animal antler big close up

Moose by Photo Collections on Pexels.com

I have encountered many kids on my current trip, and more strangers wanting to pet me and tell Mike and Heather how cute I am than I can count. I’m doing much better in these situations, moving from my usual position of hiding behind Heather’s legs all the way to fleeting tolerance of the intruders. I cannot deny all this attention is nice. And I’ve done pretty well getting along with all the dogs I met on the trip, both the ones I encountered casually on a walk or in a La Quinta (pets stay free) and the ones I’ve spent hours or even days with, such as Logan and Pippa in Washington, D.C., Abby and Nelu in Syracuse, Skippy in Avon and Cleo in Innisfil, Ontario. I even maintained my composure when I crossed paths on our trip with chipmunks, squirrels, rabbits, birds, deer, antelopes, a moose and a porcupine, content to revel in a good whiff of their scents instead of making my normal no-holds-barred dash to the animal. tree or hole in question.

In fact, there is only one kind of person or animal guaranteed to turn me into a whirling banshee in swift pursuit: Cats.

Cleo and Bear

Cleo and Bear chow down at my aunts’ house.

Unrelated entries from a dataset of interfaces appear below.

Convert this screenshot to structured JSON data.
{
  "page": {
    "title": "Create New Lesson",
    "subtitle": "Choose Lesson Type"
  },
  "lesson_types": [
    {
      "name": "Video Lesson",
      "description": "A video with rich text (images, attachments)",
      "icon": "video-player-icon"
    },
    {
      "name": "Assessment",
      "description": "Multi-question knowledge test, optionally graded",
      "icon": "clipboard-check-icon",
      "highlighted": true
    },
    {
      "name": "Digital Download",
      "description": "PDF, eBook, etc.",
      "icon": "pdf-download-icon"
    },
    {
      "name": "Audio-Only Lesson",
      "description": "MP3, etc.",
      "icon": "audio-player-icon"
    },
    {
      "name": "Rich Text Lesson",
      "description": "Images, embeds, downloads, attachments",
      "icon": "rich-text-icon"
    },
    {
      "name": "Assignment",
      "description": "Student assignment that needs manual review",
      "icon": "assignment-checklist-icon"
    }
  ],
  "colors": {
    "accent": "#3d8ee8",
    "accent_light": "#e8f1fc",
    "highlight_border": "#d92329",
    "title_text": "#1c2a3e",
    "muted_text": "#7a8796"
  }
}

I’ve read that in my hometown of Seattle, dogs outnumber children. Well, in Syracuse, the same must be true for cats. Just in the neighborhood where we stayed, I saw dozens of them on our daily walks to Barry Park or Nottingham High School, and in the cemetery when we walked there. That kind of daily cat contact is hard to avoid and easy to ignore. But three of these neighborhood cats had the audacity to treat the back yard of our temporary house as their own domain. The two that lived next door, the orange Morris and a gray one whose name I never caught, were of course impossible to get rid of. But that third one, a scrawny gray male who might have been feral, he was my enemy. I peed every place I could to show him who’s boss. Once I surprised him while he was lounging in a flower garden, but my howling and Heather’s taut grip on my rope let him get away.

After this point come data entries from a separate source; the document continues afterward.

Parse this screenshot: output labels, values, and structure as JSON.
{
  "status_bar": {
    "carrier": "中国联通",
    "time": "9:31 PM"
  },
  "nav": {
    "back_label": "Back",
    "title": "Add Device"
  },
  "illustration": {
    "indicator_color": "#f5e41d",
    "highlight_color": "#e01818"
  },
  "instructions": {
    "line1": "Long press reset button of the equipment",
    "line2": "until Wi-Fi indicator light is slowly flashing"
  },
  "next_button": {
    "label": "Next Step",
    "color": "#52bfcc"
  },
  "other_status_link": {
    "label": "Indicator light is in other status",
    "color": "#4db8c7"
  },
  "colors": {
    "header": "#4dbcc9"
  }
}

Bear and Cleo in Window

Bear and Cleo watch for intruders.

But my biggest battles came at my aunts’ house. I missed not being right across the street from them, but they gave me a bag of Snausages anyway, so still got excited every time I got to see them. I didn’t so much miss Spanky, their nasty cat who died last fall (R.I.P.), who made wild snarls every time he saw me. Over the winter, aunts Susie and Debby brought home sister kittens Cleo and Bear from a lady in Eastwood who had dozens of cats living in her house (supporting my theory about cats outnumbering children in Syracuse). And as kittens, the gray-striped Cleo and the bushy black Bear, are obviously adorable. Except, of course, for one thing. They will grow up to be cats. And I must wage war on cats, anywhere and everywhere.

So far, I have met only one cat that I get along with, Stan and Laurie’s elegant Dinah. From the get-go, we earned each other’s respect, and as long as I stay away from her food dish, we’re cool. I even get to chew up one of her cat toys now and then.

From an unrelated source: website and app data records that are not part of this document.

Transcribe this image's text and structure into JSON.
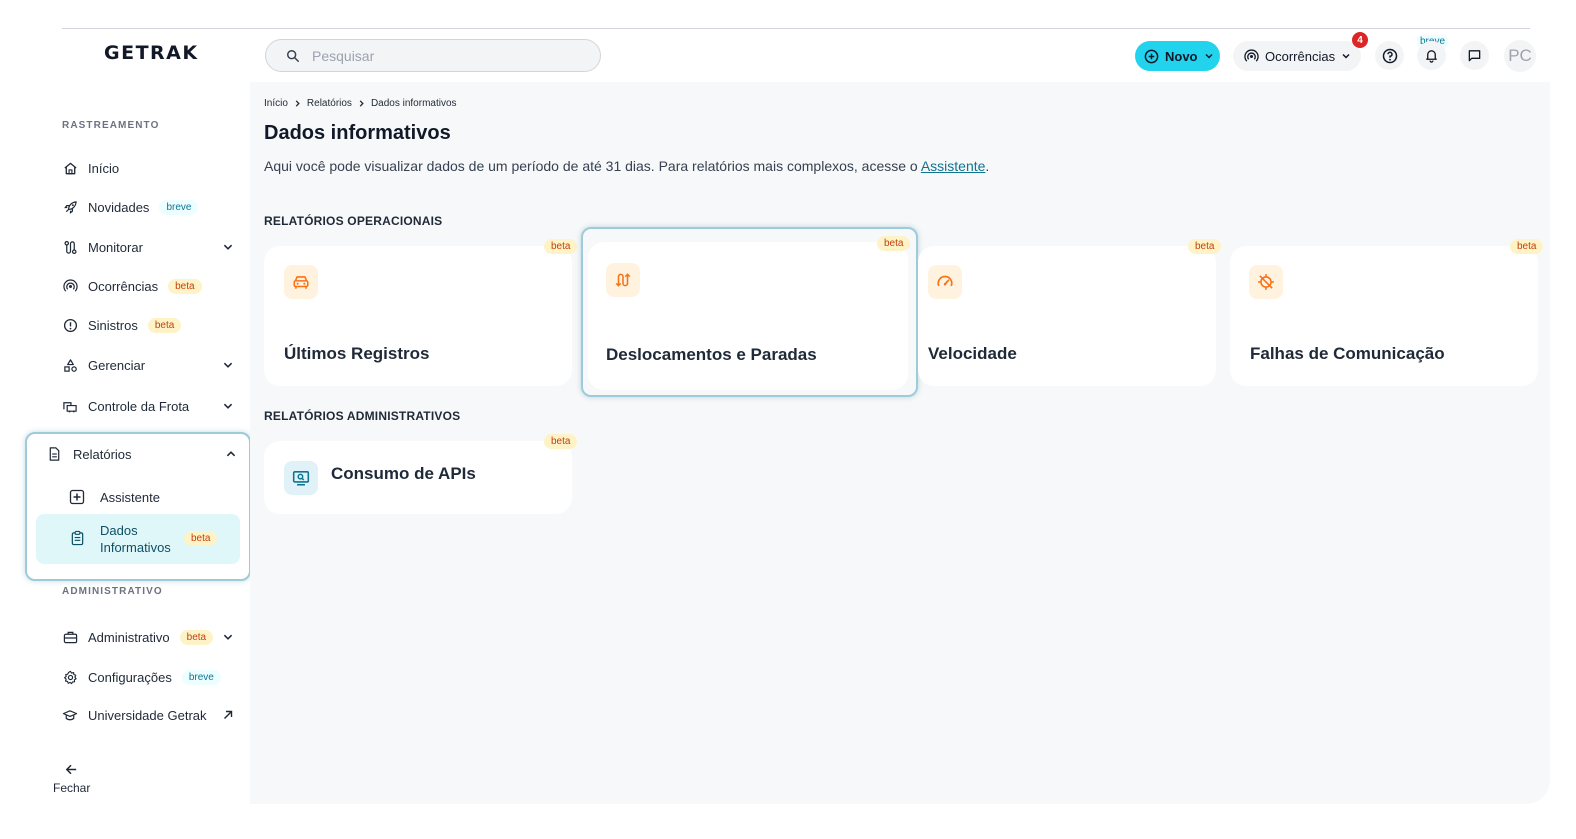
{
  "app": {
    "logo": "GETRAK"
  },
  "search": {
    "placeholder": "Pesquisar"
  },
  "header": {
    "novo_label": "Novo",
    "ocorrencias_label": "Ocorrências",
    "notification_count": "4",
    "breve_label": "breve",
    "avatar_initials": "PC"
  },
  "sidebar": {
    "section_rastreamento": "RASTREAMENTO",
    "section_administrativo": "ADMINISTRATIVO",
    "items": {
      "inicio": "Início",
      "novidades": "Novidades",
      "novidades_tag": "breve",
      "monitorar": "Monitorar",
      "ocorrencias": "Ocorrências",
      "ocorrencias_tag": "beta",
      "sinistros": "Sinistros",
      "sinistros_tag": "beta",
      "gerenciar": "Gerenciar",
      "controle_frota": "Controle da Frota",
      "relatorios": "Relatórios",
      "assistente": "Assistente",
      "dados_informativos_1": "Dados",
      "dados_informativos_2": "Informativos",
      "dados_tag": "beta",
      "administrativo": "Administrativo",
      "administrativo_tag": "beta",
      "configuracoes": "Configurações",
      "configuracoes_tag": "breve",
      "universidade": "Universidade Getrak"
    },
    "fechar": "Fechar"
  },
  "main": {
    "breadcrumb": [
      "Início",
      "Relatórios",
      "Dados informativos"
    ],
    "title": "Dados informativos",
    "description": "Aqui você pode visualizar dados de um período de até 31 dias. Para relatórios mais complexos, acesse o ",
    "description_link": "Assistente",
    "description_end": ".",
    "operacionais_title": "RELATÓRIOS OPERACIONAIS",
    "administrativos_title": "RELATÓRIOS ADMINISTRATIVOS",
    "cards": {
      "ultimos": "Últimos Registros",
      "deslocamentos": "Deslocamentos e Paradas",
      "velocidade": "Velocidade",
      "falhas": "Falhas de Comunicação",
      "apis": "Consumo de APIs"
    },
    "beta_tag": "beta"
  },
  "colors": {
    "accent": "#22d3ee",
    "highlight_border": "#9ecbd9",
    "icon_orange": "#f97316",
    "icon_teal": "#0e7490"
  }
}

Bear on Couch

Bear lounges on couch.

But Cleo and Bear, they refuse to stay out of my way, and when I chase them upstairs or chew up one of their toys, I get in trouble. Big trouble, and not with my aunts, but with Heather, the Enforcer. I get slammed into down-stay purgatory, while Cleo and Bear sit in the kitchen bay window or at the top of the stairs and laugh at me. Laughed at, by cats. I cannot abide.

We left Syracuse before I caught either one of those little rascals. They can laugh all they want to now, but like General MacArthur, I shall return. I’ve got to chase that cat out of the sink and continue my private war.

Cleo in sink

Cleo awaits a bath.